<i>View of Delft</i> painting by Johannes Vermeer

View of Delft is an oil painting by Johannes Vermeer, painted ca. 1660–1661. The painting of the Dutch artist's hometown is among his most popular, painted at a time when cityscapes were uncommon. It is one of three known paintings of Delft by Vermeer, along with The Little Street and the lost painting House Standing in Delft. The use of pointillism in the work suggests that it postdates The Little Street, and the absence of bells in the tower of the New Church dates it to 1660–1661. Vermeer's View of Delft has been held in the Dutch Royal Cabinet of Paintings at the Mauritshuis in The Hague since its establishment in 1822.

<i>The Procuress</i> (Vermeer) painting by Johannes Vermeer

The Procuress is a 1656 oil-on-canvas painting by the 24-year-old Johannes Vermeer. It can be seen in the Gemäldegalerie Alte Meister in Dresden. It is his first genre painting and shows a scene of contemporary life, an image of mercenary love perhaps in a brothel. It differs from his earlier biblical and mythological scenes. It is one of only three paintings Vermeer signed and dated.

<i>Mistress and Maid</i> 1666 painting by Johannes Vermeer

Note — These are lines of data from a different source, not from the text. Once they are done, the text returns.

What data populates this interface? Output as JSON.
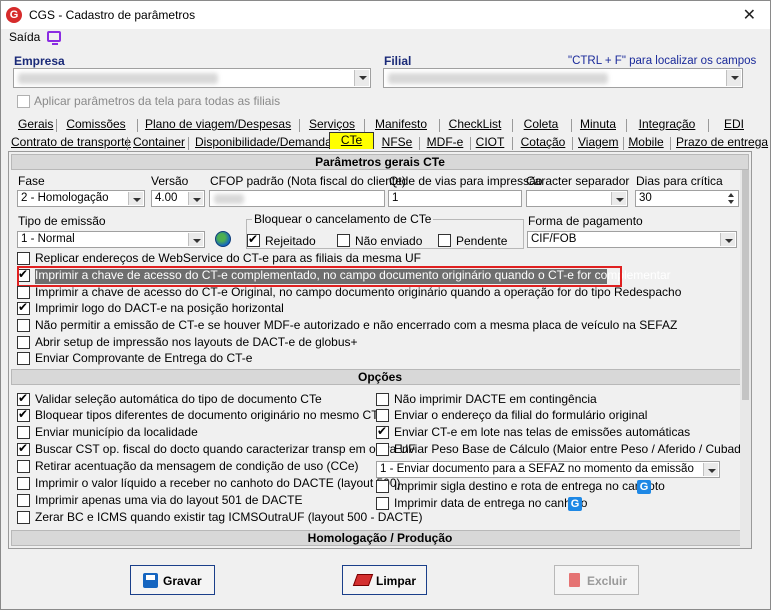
{
  "window": {
    "title": "CGS - Cadastro de parâmetros",
    "close": "✕",
    "logo": "G"
  },
  "menu": {
    "saida": "Saída"
  },
  "header": {
    "empresa_label": "Empresa",
    "filial_label": "Filial",
    "hint": "\"CTRL + F\" para localizar os campos",
    "apply_all": "Aplicar parâmetros da tela para todas as filiais"
  },
  "tabs_row1": [
    "Gerais",
    "Comissões",
    "Plano de viagem/Despesas",
    "Serviços",
    "Manifesto",
    "CheckList",
    "Coleta",
    "Minuta",
    "Integração",
    "EDI"
  ],
  "tabs_row2": [
    "Contrato de transporte",
    "Container",
    "Disponibilidade/Demanda",
    "CTe",
    "NFSe",
    "MDF-e",
    "CIOT",
    "Cotação",
    "Viagem",
    "Mobile",
    "Prazo de entrega"
  ],
  "sections": {
    "geral": "Parâmetros gerais CTe",
    "opcoes": "Opções",
    "homolog": "Homologação / Produção"
  },
  "fields": {
    "fase_label": "Fase",
    "fase_value": "2 - Homologação",
    "versao_label": "Versão",
    "versao_value": "4.00",
    "cfop_label": "CFOP padrão (Nota fiscal do cliente)",
    "vias_label": "Qtde de vias para impressão",
    "vias_value": "1",
    "separador_label": "Caracter separador",
    "dias_label": "Dias para crítica",
    "dias_value": "30",
    "emissao_label": "Tipo de emissão",
    "emissao_value": "1 - Normal",
    "bloquear_label": "Bloquear o cancelamento de CTe",
    "rejeitado": "Rejeitado",
    "nao_enviado": "Não enviado",
    "pendente": "Pendente",
    "pagamento_label": "Forma de pagamento",
    "pagamento_value": "CIF/FOB"
  },
  "general_checks": [
    {
      "label": "Replicar endereços de WebService do CT-e para as filiais da mesma UF",
      "checked": false
    },
    {
      "label": "Imprimir a chave de acesso do CT-e complementado, no campo documento originário quando o CT-e for complementar",
      "checked": true
    },
    {
      "label": "Imprimir a chave de acesso do CT-e Original, no campo documento originário quando a operação for do tipo Redespacho",
      "checked": false
    },
    {
      "label": "Imprimir logo do DACT-e na posição horizontal",
      "checked": true
    },
    {
      "label": "Não permitir a emissão de CT-e se houver MDF-e autorizado e não encerrado com a mesma placa de veículo na SEFAZ",
      "checked": false
    },
    {
      "label": "Abrir setup de impressão nos layouts de DACT-e de globus+",
      "checked": false
    },
    {
      "label": "Enviar Comprovante de Entrega do CT-e",
      "checked": false
    }
  ],
  "options_left": [
    {
      "label": "Validar seleção automática do tipo de documento CTe",
      "checked": true
    },
    {
      "label": "Bloquear tipos diferentes de documento originário no mesmo CTe",
      "checked": true
    },
    {
      "label": "Enviar município da localidade",
      "checked": false
    },
    {
      "label": "Buscar CST op. fiscal do docto quando caracterizar transp em outra UF",
      "checked": true
    },
    {
      "label": "Retirar acentuação da mensagem de condição de uso (CCe)",
      "checked": false
    },
    {
      "label": "Imprimir o valor líquido a receber no canhoto do DACTE (layout 500)",
      "checked": false
    },
    {
      "label": "Imprimir apenas uma via do layout 501 de DACTE",
      "checked": false
    },
    {
      "label": "Zerar BC e ICMS quando existir tag ICMSOutraUF (layout 500 - DACTE)",
      "checked": false
    }
  ],
  "options_right": [
    {
      "label": "Não imprimir DACTE em contingência",
      "checked": false
    },
    {
      "label": "Enviar o endereço da filial do formulário original",
      "checked": false
    },
    {
      "label": "Enviar CT-e em lote nas telas de emissões automáticas",
      "checked": true
    },
    {
      "label": "Enviar Peso Base de Cálculo (Maior entre Peso / Aferido / Cubado)",
      "checked": false
    }
  ],
  "envio_value": "1 - Enviar documento para a SEFAZ no momento da emissão",
  "options_right2": [
    {
      "label": "Imprimir sigla destino e rota de entrega no canhoto",
      "checked": false
    },
    {
      "label": "Imprimir data de entrega no canhoto",
      "checked": false
    }
  ],
  "buttons": {
    "gravar": "Gravar",
    "limpar": "Limpar",
    "excluir": "Excluir"
  }
}
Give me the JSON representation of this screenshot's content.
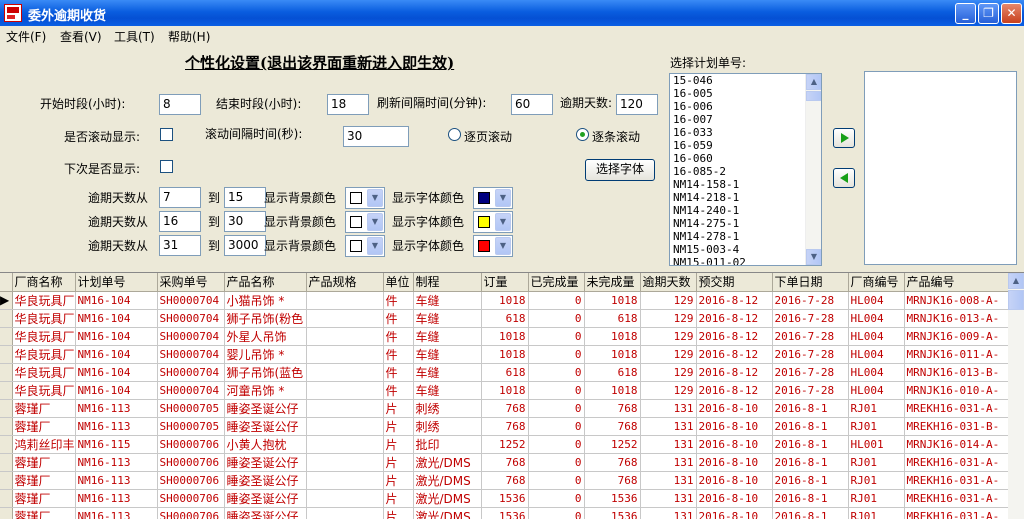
{
  "window": {
    "title": "委外逾期收货"
  },
  "menu": {
    "file": "文件(F)",
    "view": "查看(V)",
    "tools": "工具(T)",
    "help": "帮助(H)"
  },
  "settings": {
    "title": "个性化设置(退出该界面重新进入即生效)",
    "start_label": "开始时段(小时):",
    "start_value": "8",
    "end_label": "结束时段(小时):",
    "end_value": "18",
    "refresh_label": "刷新间隔时间(分钟):",
    "refresh_value": "60",
    "overdue_label": "逾期天数:",
    "overdue_value": "120",
    "scroll_label": "是否滚动显示:",
    "scroll_interval_label": "滚动间隔时间(秒):",
    "scroll_interval_value": "30",
    "page_scroll_label": "逐页滚动",
    "line_scroll_label": "逐条滚动",
    "next_show_label": "下次是否显示:",
    "font_button": "选择字体",
    "range_from_label": "逾期天数从",
    "range_to_label": "到",
    "bg_color_label": "显示背景颜色",
    "font_color_label": "显示字体颜色",
    "ranges": [
      {
        "from": "7",
        "to": "15",
        "bg_color": "#ffffff",
        "font_color": "#000080"
      },
      {
        "from": "16",
        "to": "30",
        "bg_color": "#ffffff",
        "font_color": "#ffff00"
      },
      {
        "from": "31",
        "to": "3000",
        "bg_color": "#ffffff",
        "font_color": "#ff0000"
      }
    ]
  },
  "plan": {
    "label": "选择计划单号:",
    "items": [
      "15-046",
      "16-005",
      "16-006",
      "16-007",
      "16-033",
      "16-059",
      "16-060",
      "16-085-2",
      "NM14-158-1",
      "NM14-218-1",
      "NM14-240-1",
      "NM14-275-1",
      "NM14-278-1",
      "NM15-003-4",
      "NM15-011-02"
    ]
  },
  "table": {
    "headers": [
      "厂商名称",
      "计划单号",
      "采购单号",
      "产品名称",
      "产品规格",
      "单位",
      "制程",
      "订量",
      "已完成量",
      "未完成量",
      "逾期天数",
      "预交期",
      "下单日期",
      "厂商编号",
      "产品编号"
    ],
    "rows": [
      [
        "华良玩具厂",
        "NM16-104",
        "SH0000704",
        "小猫吊饰   *",
        "",
        "件",
        "车缝",
        "1018",
        "0",
        "1018",
        "129",
        "2016-8-12",
        "2016-7-28",
        "HL004",
        "MRNJK16-008-A-"
      ],
      [
        "华良玩具厂",
        "NM16-104",
        "SH0000704",
        "狮子吊饰(粉色",
        "",
        "件",
        "车缝",
        "618",
        "0",
        "618",
        "129",
        "2016-8-12",
        "2016-7-28",
        "HL004",
        "MRNJK16-013-A-"
      ],
      [
        "华良玩具厂",
        "NM16-104",
        "SH0000704",
        "外星人吊饰",
        "",
        "件",
        "车缝",
        "1018",
        "0",
        "1018",
        "129",
        "2016-8-12",
        "2016-7-28",
        "HL004",
        "MRNJK16-009-A-"
      ],
      [
        "华良玩具厂",
        "NM16-104",
        "SH0000704",
        "婴儿吊饰   *",
        "",
        "件",
        "车缝",
        "1018",
        "0",
        "1018",
        "129",
        "2016-8-12",
        "2016-7-28",
        "HL004",
        "MRNJK16-011-A-"
      ],
      [
        "华良玩具厂",
        "NM16-104",
        "SH0000704",
        "狮子吊饰(蓝色",
        "",
        "件",
        "车缝",
        "618",
        "0",
        "618",
        "129",
        "2016-8-12",
        "2016-7-28",
        "HL004",
        "MRNJK16-013-B-"
      ],
      [
        "华良玩具厂",
        "NM16-104",
        "SH0000704",
        "河童吊饰   *",
        "",
        "件",
        "车缝",
        "1018",
        "0",
        "1018",
        "129",
        "2016-8-12",
        "2016-7-28",
        "HL004",
        "MRNJK16-010-A-"
      ],
      [
        "蓉瑾厂",
        "NM16-113",
        "SH0000705",
        "睡姿圣诞公仔",
        "",
        "片",
        "刺绣",
        "768",
        "0",
        "768",
        "131",
        "2016-8-10",
        "2016-8-1",
        "RJ01",
        "MREKH16-031-A-"
      ],
      [
        "蓉瑾厂",
        "NM16-113",
        "SH0000705",
        "睡姿圣诞公仔",
        "",
        "片",
        "刺绣",
        "768",
        "0",
        "768",
        "131",
        "2016-8-10",
        "2016-8-1",
        "RJ01",
        "MREKH16-031-B-"
      ],
      [
        "鸿莉丝印丰",
        "NM16-115",
        "SH0000706",
        "小黄人抱枕",
        "",
        "片",
        "批印",
        "1252",
        "0",
        "1252",
        "131",
        "2016-8-10",
        "2016-8-1",
        "HL001",
        "MRNJK16-014-A-"
      ],
      [
        "蓉瑾厂",
        "NM16-113",
        "SH0000706",
        "睡姿圣诞公仔",
        "",
        "片",
        "激光/DMS",
        "768",
        "0",
        "768",
        "131",
        "2016-8-10",
        "2016-8-1",
        "RJ01",
        "MREKH16-031-A-"
      ],
      [
        "蓉瑾厂",
        "NM16-113",
        "SH0000706",
        "睡姿圣诞公仔",
        "",
        "片",
        "激光/DMS",
        "768",
        "0",
        "768",
        "131",
        "2016-8-10",
        "2016-8-1",
        "RJ01",
        "MREKH16-031-A-"
      ],
      [
        "蓉瑾厂",
        "NM16-113",
        "SH0000706",
        "睡姿圣诞公仔",
        "",
        "片",
        "激光/DMS",
        "1536",
        "0",
        "1536",
        "131",
        "2016-8-10",
        "2016-8-1",
        "RJ01",
        "MREKH16-031-A-"
      ],
      [
        "蓉瑾厂",
        "NM16-113",
        "SH0000706",
        "睡姿圣诞公仔",
        "",
        "片",
        "激光/DMS",
        "1536",
        "0",
        "1536",
        "131",
        "2016-8-10",
        "2016-8-1",
        "RJ01",
        "MREKH16-031-A-"
      ],
      [
        "蓉瑾厂",
        "NM16-113",
        "SH0000706",
        "睡姿圣诞公仔",
        "",
        "片",
        "激光/DMS",
        "768",
        "0",
        "768",
        "131",
        "2016-8-10",
        "2016-8-1",
        "RJ01",
        "MREKH16-031-A-"
      ]
    ]
  }
}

Mistress and Maid (c.1667) is a painting produced by Johannes Vermeer, now in the Frick Collection in New York City. The work of Johannes Vermeer, also known as Jan, is well known for many characteristics that are present in this painting. The use of yellow and blue, female models, and domestic scenes are all signatures of Vermeer. This oil on canvas portrays two women, a Mistress and her Maid, as they look over the Mistress' love letter.

<i>Girl with a Flute</i> painting attributed to Johannes Vermeer

Girl with a Flute is a small painting attributed to the Dutch Golden Age painter Johannes Vermeer, executed 1665–1670. The work is in possession of the National Gallery of Art in Washington, D.C., just as Woman Holding a Balance, A Lady Writing a Letter and Girl with a Red Hat.

References

  1. 1 2 3 4 5 Liedtke, Walter, with Michael C. Plomp and Axel Rüger, Vermeer and the Delft School, pp 369-371; New York: The Metropolitan Museum of Art and New Haven and London: Yale University Press, 2001 (catalogue of an exhibition of the same name New York, March 8-May 27, 2001, and at the National Gallery, London, June 20 – September 16, 2001)
  2. Benjamin Binstock Vermeer's Family Secrets: Genius, Discovery, and the Unknown Apprentice 1136087060 2013 p.117 "Vermeer's Girl Asleep, likely from 1656, portrays a young woman seated at a table with her eyes closed, in the .. "

Further reading

Walter Arthur Liedtke, Jr. was an American art historian, writer and Curator of Dutch and Flemish Paintings at the Metropolitan Museum of Art. He was known as one of the world's leading scholars of Dutch and Flemish paintings. He died in the 2015 Metro-North Valhalla train crash.

International Standard Book Number Unique numeric book identifier

The International Standard Book Number (ISBN) is a numeric commercial book identifier which is intended to be unique. Publishers purchase ISBNs from an affiliate of the International ISBN Agency.